Jacob Zuma likely to stick to his guns in denying state capture, say experts
Johannesburg - Political experts anticipate that former president Jacob Zuma will exercise restraint when he takes the stand for the second time at the Zondo Commission of Inquiry into State Capture next week.
According to political analyst Ralph Mathekga, Zuma has been suffering extensively in his court challenges, such as with the defamation case brought against him by former tourism minister and ANC national executive committee member Derek Hanekom, who Zuma called an enemy agent in a tweet.
“I’m expecting to see him quite subdued, but relentless in the same attitude of not believing that there was state capture,” Mathekga said.
He said that the way in which Zuma engaged the commission in answering questions showed he had no intention of lending it credibility.
Zuma’s upcoming appearance at the commission comes barely a week after he appeared before the Pietermaritzburg High Court on corruption charges.

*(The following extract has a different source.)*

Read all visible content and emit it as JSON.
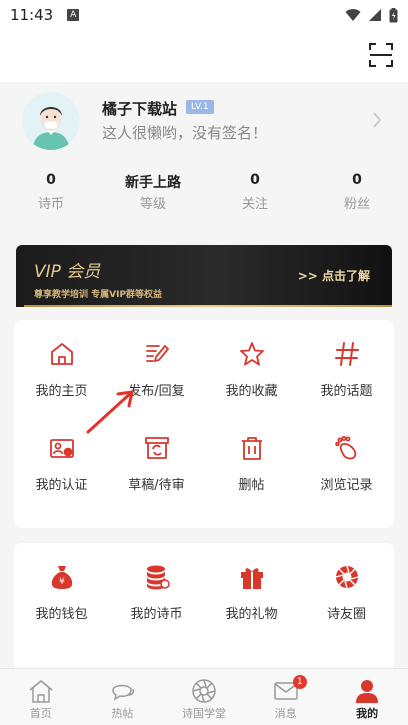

During his July appearance before the commission, Zuma said that some of his own ANC comrades had plotted to remove him from the political scene. He also denied state capture allegations levelled against him by several government officials including former deputy finance minister Mcebisi Jonas.

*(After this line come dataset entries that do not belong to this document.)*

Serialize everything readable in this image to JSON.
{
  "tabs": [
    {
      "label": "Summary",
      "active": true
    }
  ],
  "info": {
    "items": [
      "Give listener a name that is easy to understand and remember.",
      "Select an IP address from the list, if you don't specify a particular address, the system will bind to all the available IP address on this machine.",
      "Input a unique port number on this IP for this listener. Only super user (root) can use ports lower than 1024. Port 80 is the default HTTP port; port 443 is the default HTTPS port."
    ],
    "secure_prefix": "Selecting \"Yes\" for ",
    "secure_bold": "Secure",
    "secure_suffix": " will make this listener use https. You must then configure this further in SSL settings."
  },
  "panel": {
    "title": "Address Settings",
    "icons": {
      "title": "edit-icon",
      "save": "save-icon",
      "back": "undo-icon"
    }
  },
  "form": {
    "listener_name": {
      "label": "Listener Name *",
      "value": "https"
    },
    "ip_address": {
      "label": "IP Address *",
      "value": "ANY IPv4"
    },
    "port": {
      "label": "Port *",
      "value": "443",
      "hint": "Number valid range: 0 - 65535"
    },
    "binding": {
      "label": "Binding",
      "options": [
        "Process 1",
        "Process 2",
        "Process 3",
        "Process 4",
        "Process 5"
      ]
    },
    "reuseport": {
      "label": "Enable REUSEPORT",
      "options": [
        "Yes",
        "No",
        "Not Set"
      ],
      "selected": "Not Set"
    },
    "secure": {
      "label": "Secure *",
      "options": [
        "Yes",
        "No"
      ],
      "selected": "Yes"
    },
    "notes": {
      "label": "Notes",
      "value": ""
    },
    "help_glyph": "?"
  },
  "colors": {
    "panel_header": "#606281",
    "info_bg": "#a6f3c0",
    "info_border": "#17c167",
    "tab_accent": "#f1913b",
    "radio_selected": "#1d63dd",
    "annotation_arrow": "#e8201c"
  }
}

Zuma’s prominent supporters, the Radical Economic Transformation Champions (RET), have expressed little faith in the credibility and intentions of the commission.

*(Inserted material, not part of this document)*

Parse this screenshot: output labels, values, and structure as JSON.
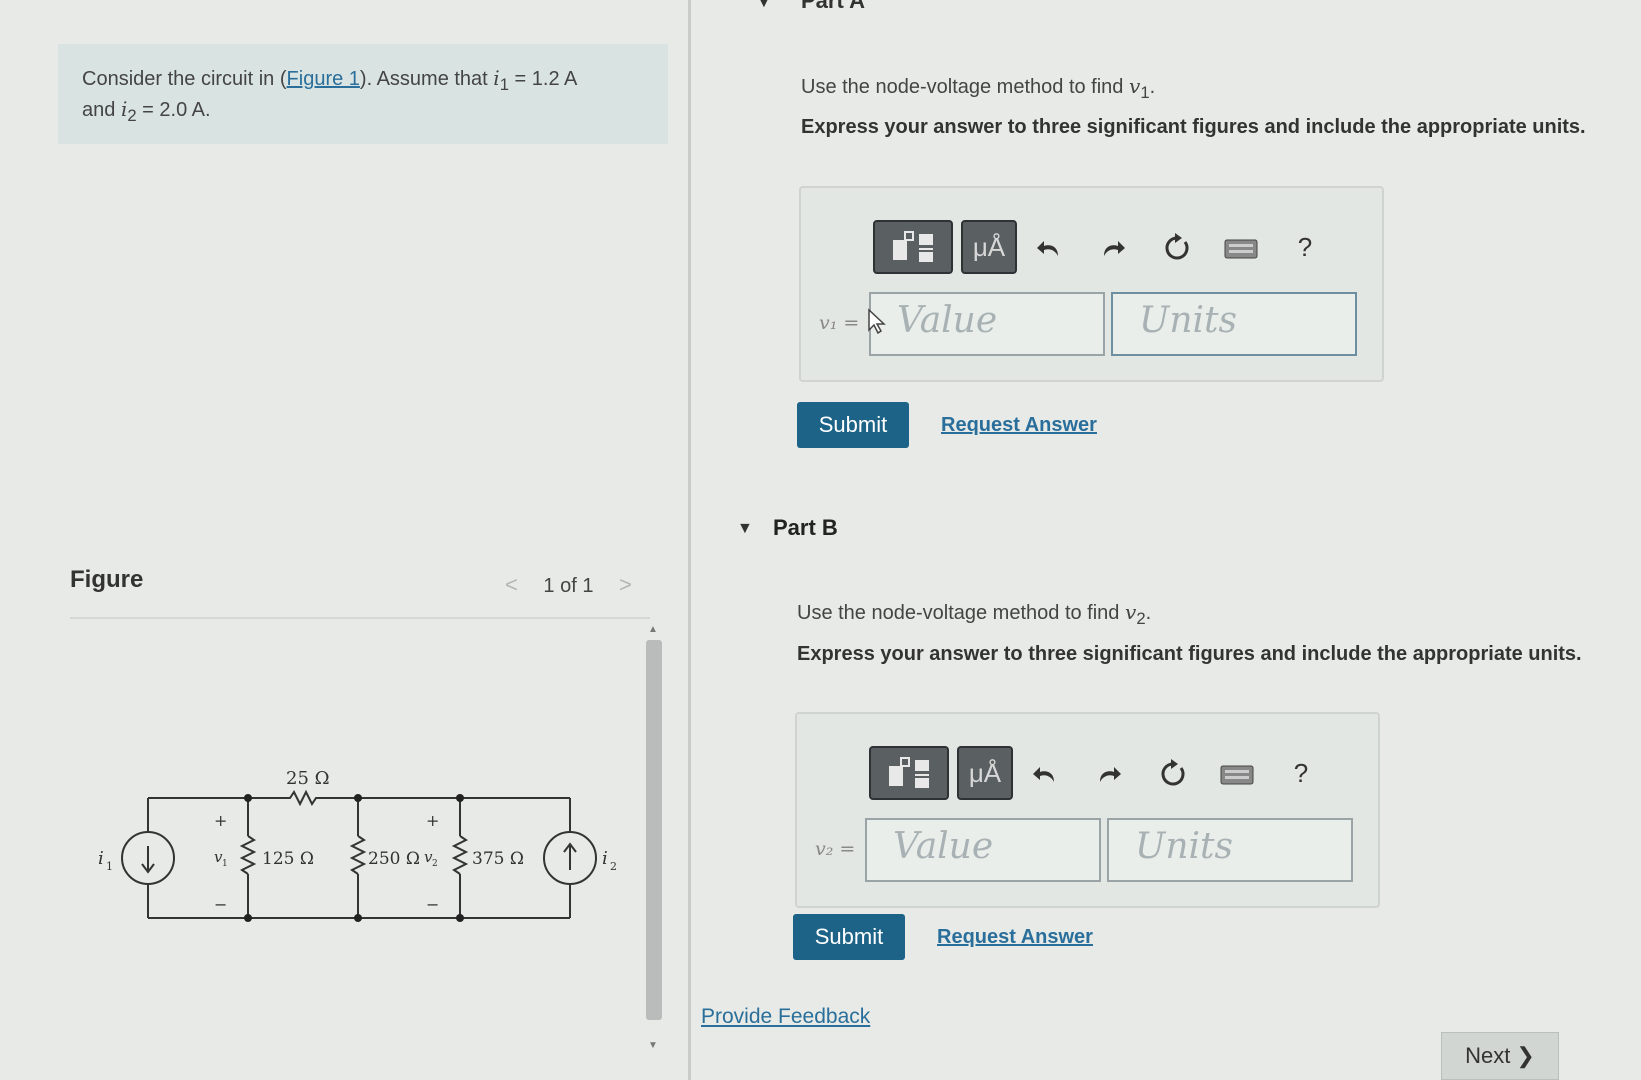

Nkosentsha Shezi, RET Champions chairperson, said that state capture was being driven by white monopoly capital companies who dominated government business with state-owned companies and that the focus of the commission should be on them.
Shezi said that they expected Zuma to continue sharing information about his comrades who “undermine our revolution”. He said there had not been much evidence that Zuma had acted in a corrupt manner.
“We know that the state is captured, was captured and has never been independent,” he said. “In any society, the state is a system of the ruling of one class by another class in a democratic dispensation; unfortunately, in the South African situation that ruling class is white,” said Shezi.